Our cabby guide Tom drives inland, away from the sparkling waterfront renaissance of Belfast’s new Titanic Quarter, and toward the Loyalist, predominantly Protestant, working-class neighborhood of Shankill Road. Brash murals flanking buildings commemorate leaders and other scenes of religious and political strife, known as “The Troubles,” here and in the republican, largely Catholic neighborhood nearby. Vibrant graffiti is splattered across the Peace Line, a massive Berlin-type wall, built as a temporary buffer between the two fractious neighborhoods in the 1960s. It was later fortified with corrugated metal and chain link that still hangs over backyards of adjacent homes.  

This is not the war zone it was. Yet here the wall stands over four decades later. Gates between the two sides still close after dark and on Sundays. Surveillance helicopters still circle overhead, at least on this day. Tom says the wall still helps keep the peace, but also thwarts the grassroots dialogues that underpin deeper reconciliation. We find even in Belfast’s largest cemetery, dating back to the 1860s, sunken walls separating Protestants and Catholics above and below ground. To be sure, we Irish know how to carry a grudge.

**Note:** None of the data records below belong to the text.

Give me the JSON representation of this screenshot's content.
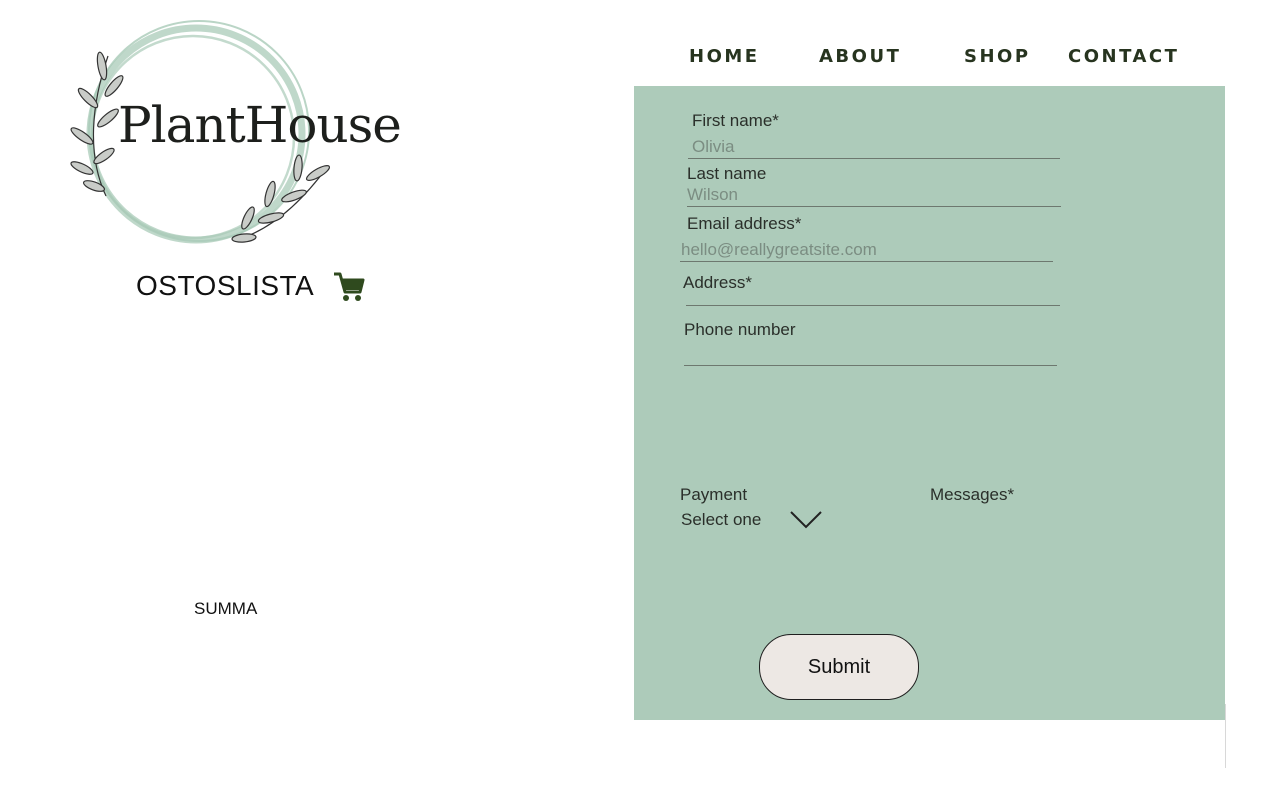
{
  "brand": {
    "name": "PlantHouse"
  },
  "nav": {
    "items": [
      "HOME",
      "ABOUT",
      "SHOP",
      "CONTACT"
    ]
  },
  "cart": {
    "title": "OSTOSLISTA",
    "icon": "shopping-cart-icon",
    "summary_label": "SUMMA"
  },
  "form": {
    "first_name": {
      "label": "First name*",
      "placeholder": "Olivia"
    },
    "last_name": {
      "label": "Last name",
      "placeholder": "Wilson"
    },
    "email": {
      "label": "Email address*",
      "placeholder": "hello@reallygreatsite.com"
    },
    "address": {
      "label": "Address*",
      "placeholder": ""
    },
    "phone": {
      "label": "Phone number",
      "placeholder": ""
    },
    "payment": {
      "label": "Payment",
      "value": "Select one"
    },
    "messages": {
      "label": "Messages*"
    },
    "submit_label": "Submit"
  },
  "colors": {
    "panel": "#adcbba",
    "nav_text": "#27341f",
    "button_bg": "#ede8e4",
    "cart_icon": "#2f4a1e"
  }
}
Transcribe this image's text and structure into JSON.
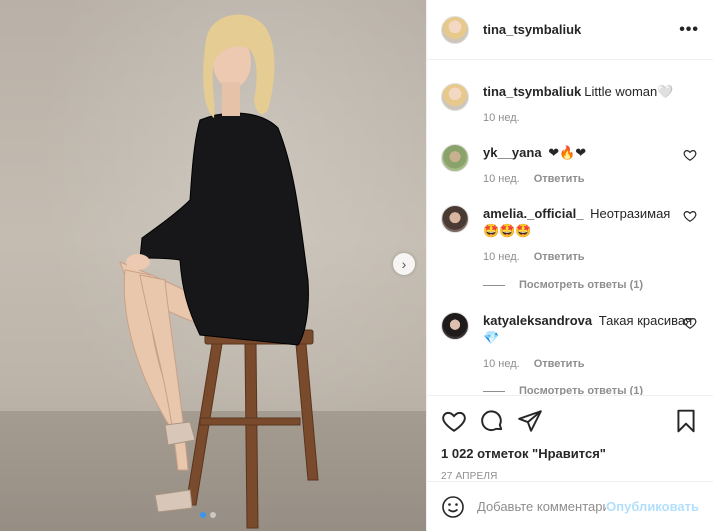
{
  "post": {
    "author": "tina_tsymbaliuk",
    "more_glyph": "•••",
    "carousel": {
      "next_glyph": "›",
      "slides": 2,
      "active_slide": 1
    }
  },
  "caption": {
    "username": "tina_tsymbaliuk",
    "text": "Little woman",
    "emoji": "🤍",
    "age": "10 нед."
  },
  "comments": [
    {
      "username": "yk__yana",
      "text": "",
      "emoji": "❤🔥❤",
      "age": "10 нед.",
      "reply": "Ответить",
      "view_replies": ""
    },
    {
      "username": "amelia._official_",
      "text": "Неотразимая",
      "emoji": "🤩🤩🤩",
      "age": "10 нед.",
      "reply": "Ответить",
      "view_replies": "Посмотреть ответы (1)"
    },
    {
      "username": "katyaleksandrova",
      "text": "Такая красивая",
      "emoji": "💎",
      "age": "10 нед.",
      "reply": "Ответить",
      "view_replies": "Посмотреть ответы (1)"
    }
  ],
  "actions": {
    "likes": "1 022 отметок \"Нравится\"",
    "date": "27 АПРЕЛЯ"
  },
  "add_comment": {
    "placeholder": "Добавьте комментарий...",
    "publish": "Опубликовать"
  },
  "colors": {
    "link_blue": "#3897f0",
    "publish_disabled": "#b2dffc",
    "muted": "#8e8e8e",
    "text": "#262626"
  },
  "icons": [
    "heart-icon",
    "comment-icon",
    "share-icon",
    "bookmark-icon",
    "emoji-icon",
    "chevron-right-icon",
    "more-icon"
  ]
}
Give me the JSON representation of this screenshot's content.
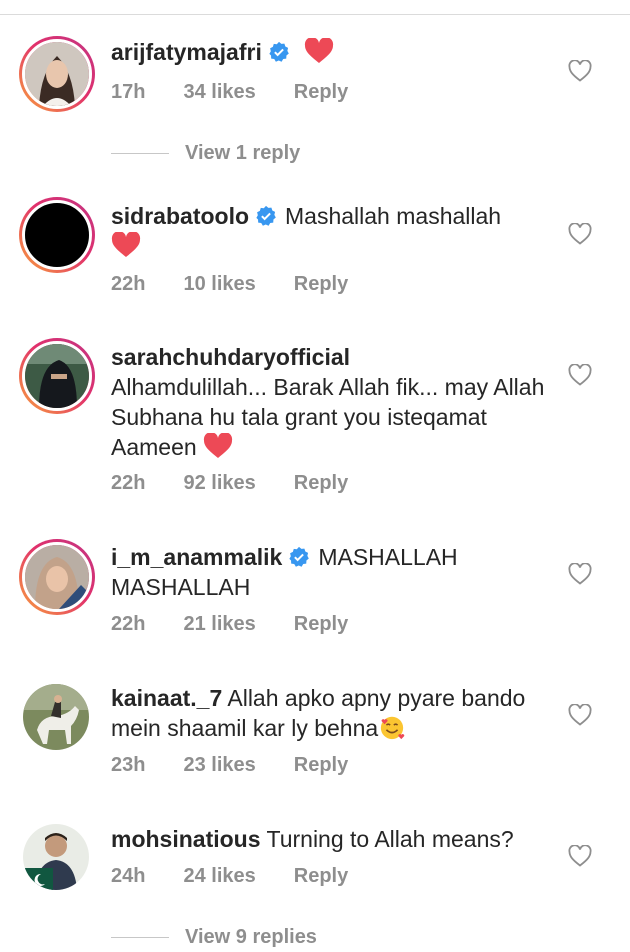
{
  "comments": [
    {
      "username": "arijfatymajafri",
      "verified": true,
      "text": "",
      "heart": true,
      "time": "17h",
      "likes": "34 likes",
      "reply": "Reply",
      "avatar_icon": "woman-portrait-avatar",
      "view_replies": "View 1 reply"
    },
    {
      "username": "sidrabatoolo",
      "verified": true,
      "text": "Mashallah mashallah",
      "heart": true,
      "time": "22h",
      "likes": "10 likes",
      "reply": "Reply",
      "avatar_icon": "black-avatar"
    },
    {
      "username": "sarahchuhdaryofficial",
      "verified": false,
      "text": "Alhamdulillah... Barak Allah fik... may Allah Subhana hu tala grant you isteqamat Aameen",
      "heart": true,
      "time": "22h",
      "likes": "92 likes",
      "reply": "Reply",
      "avatar_icon": "niqab-portrait-avatar"
    },
    {
      "username": "i_m_anammalik",
      "verified": true,
      "text": "MASHALLAH MASHALLAH",
      "heart": false,
      "time": "22h",
      "likes": "21 likes",
      "reply": "Reply",
      "avatar_icon": "hijab-portrait-avatar"
    },
    {
      "username": "kainaat._7",
      "verified": false,
      "text": "Allah apko apny pyare bando mein shaamil kar ly behna",
      "emoji": "smiling-face-with-hearts",
      "heart": false,
      "time": "23h",
      "likes": "23 likes",
      "reply": "Reply",
      "avatar_icon": "horse-rider-avatar"
    },
    {
      "username": "mohsinatious",
      "verified": false,
      "text": "Turning to Allah means?",
      "heart": false,
      "time": "24h",
      "likes": "24 likes",
      "reply": "Reply",
      "avatar_icon": "man-pakistan-flag-avatar",
      "view_replies": "View 9 replies"
    }
  ],
  "colors": {
    "verified": "#3897f0",
    "heart": "#ed4956",
    "meta": "#8e8e8e",
    "text": "#262626"
  }
}
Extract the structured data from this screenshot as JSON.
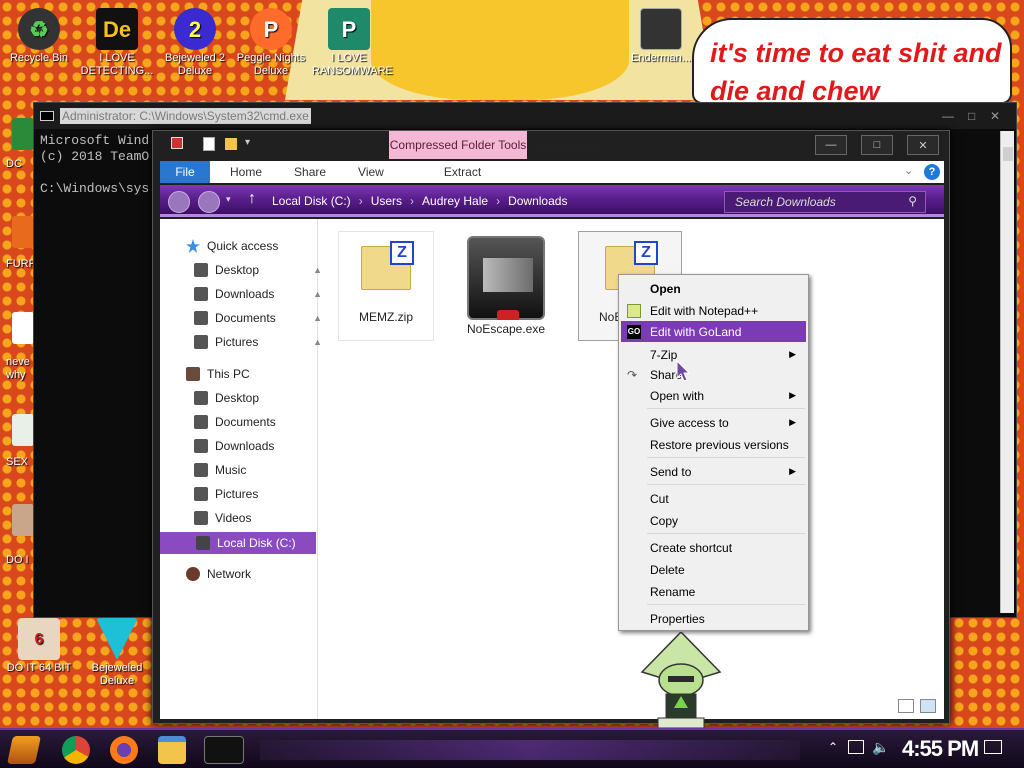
{
  "desktop": {
    "icons": [
      {
        "label": "Recycle Bin"
      },
      {
        "label": "I LOVE DETECTING..."
      },
      {
        "label": "Bejeweled 2 Deluxe"
      },
      {
        "label": "Peggle Nights Deluxe"
      },
      {
        "label": "I LOVE RANSOMWARE"
      },
      {
        "label": "Enderman..."
      },
      {
        "label": "DO IT 64 BIT"
      },
      {
        "label": "Bejeweled Deluxe"
      }
    ],
    "edge_labels": [
      "DC",
      "FURF",
      "neve why",
      "SEX",
      "DO I"
    ],
    "speech_text": "it's time to eat shit and die and chew"
  },
  "cmd": {
    "title": "Administrator: C:\\Windows\\System32\\cmd.exe",
    "lines": [
      "Microsoft Wind",
      "(c) 2018 TeamO",
      "",
      "C:\\Windows\\sys"
    ]
  },
  "explorer": {
    "contextual_tab": "Compressed Folder Tools",
    "title": "Downloads",
    "ribbon": {
      "file": "File",
      "home": "Home",
      "share": "Share",
      "view": "View",
      "extract": "Extract"
    },
    "breadcrumbs": [
      "Local Disk (C:)",
      "Users",
      "Audrey Hale",
      "Downloads"
    ],
    "search_placeholder": "Search Downloads",
    "nav": {
      "quick_access": "Quick access",
      "quick_items": [
        "Desktop",
        "Downloads",
        "Documents",
        "Pictures"
      ],
      "this_pc": "This PC",
      "pc_items": [
        "Desktop",
        "Documents",
        "Downloads",
        "Music",
        "Pictures",
        "Videos",
        "Local Disk (C:)"
      ],
      "network": "Network"
    },
    "files": [
      {
        "name": "MEMZ.zip"
      },
      {
        "name": "NoEscape.exe"
      },
      {
        "name": "NoE"
      }
    ]
  },
  "context_menu": {
    "items": [
      "Open",
      "Edit with Notepad++",
      "Edit with GoLand",
      "7-Zip",
      "Share",
      "Open with",
      "Give access to",
      "Restore previous versions",
      "Send to",
      "Cut",
      "Copy",
      "Create shortcut",
      "Delete",
      "Rename",
      "Properties"
    ],
    "highlighted": "Edit with GoLand",
    "highlight_color": "#7a3bb5"
  },
  "taskbar": {
    "clock": "4:55 PM"
  }
}
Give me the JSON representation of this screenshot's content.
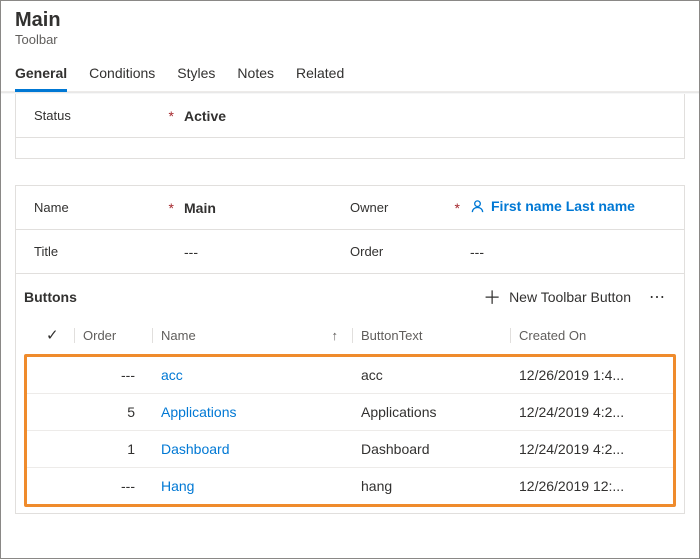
{
  "header": {
    "title": "Main",
    "subtitle": "Toolbar"
  },
  "tabs": [
    "General",
    "Conditions",
    "Styles",
    "Notes",
    "Related"
  ],
  "status": {
    "label": "Status",
    "value": "Active"
  },
  "name": {
    "label": "Name",
    "value": "Main"
  },
  "owner": {
    "label": "Owner",
    "value": "First name Last name"
  },
  "titleField": {
    "label": "Title",
    "value": "---"
  },
  "order": {
    "label": "Order",
    "value": "---"
  },
  "buttons": {
    "section_label": "Buttons",
    "new_label": "New Toolbar Button",
    "columns": {
      "order": "Order",
      "name": "Name",
      "button_text": "ButtonText",
      "created_on": "Created On"
    },
    "rows": [
      {
        "order": "---",
        "name": "acc",
        "button_text": "acc",
        "created_on": "12/26/2019 1:4..."
      },
      {
        "order": "5",
        "name": "Applications",
        "button_text": "Applications",
        "created_on": "12/24/2019 4:2..."
      },
      {
        "order": "1",
        "name": "Dashboard",
        "button_text": "Dashboard",
        "created_on": "12/24/2019 4:2..."
      },
      {
        "order": "---",
        "name": "Hang",
        "button_text": "hang",
        "created_on": "12/26/2019 12:..."
      }
    ]
  }
}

All this illuminates the fey bits of my own Beatty DNA: a touch of genetic truculence I know well in myself. It is the darker, passionate Irish side that would wall off huge parts of our family history for almost four generations.

Those 400 miles now behind us, the five of us pour one last time out of that godforsaken hatchback. Our road trip has come full circle. Now back inside the “Pale” of Dublin, we ponder how best to kill seven hours before flying home.

Sleep? Huh. Hardly. Like any self-respecting Irish progeny, we go to the pub.

Mack tosses five euros in an open guitar case to seal the deal. The bandleader introduces his grandma Ruth. She’s surprised but doesn’t hesitate. She says she doesn’t know the worlds but it doesn’t stop her from squeezing up to the mic through a throng of Gaelic football fans. This old Temple Bar pub pulsates with blue-and-white-garbed revelers, their beloved “Dubs” having just captured the championship after a 16-year drought.

“If you dunno know the words, you cannou sing the song,” barks the banjo player as mum taps the mic for a sound check. He asks again, but this time louder, less patient.

She grins, points to her right hearing aid and says, “Just say the words here, dear”.

Eyes roll. A buzz kill seems imminent as the band proffers a familiar lead-in.

What follows is transcendent.

As she leans into her audience, lyrics flowing seamlessly in one ear and out her mouth, her classically trained voice sends this Celtic gem soaring. At the end, band members hug her, a large Texan behind us weeps, and locals line up to shake her hand. “Imagine what she could do if she knew the feckin’ words!” shouts the banjo guy over deafening applause.

Later, in that quiet descent to slumber, I replay this moment. Yes, her voice, but more her pluck, her fearless embrace of the moment.

It is a most apt denouement to a journey that has been, in many ways, all about pluck. And in questing to know better that of those long gone, I think I’m most grateful to know better the best in us all here and now.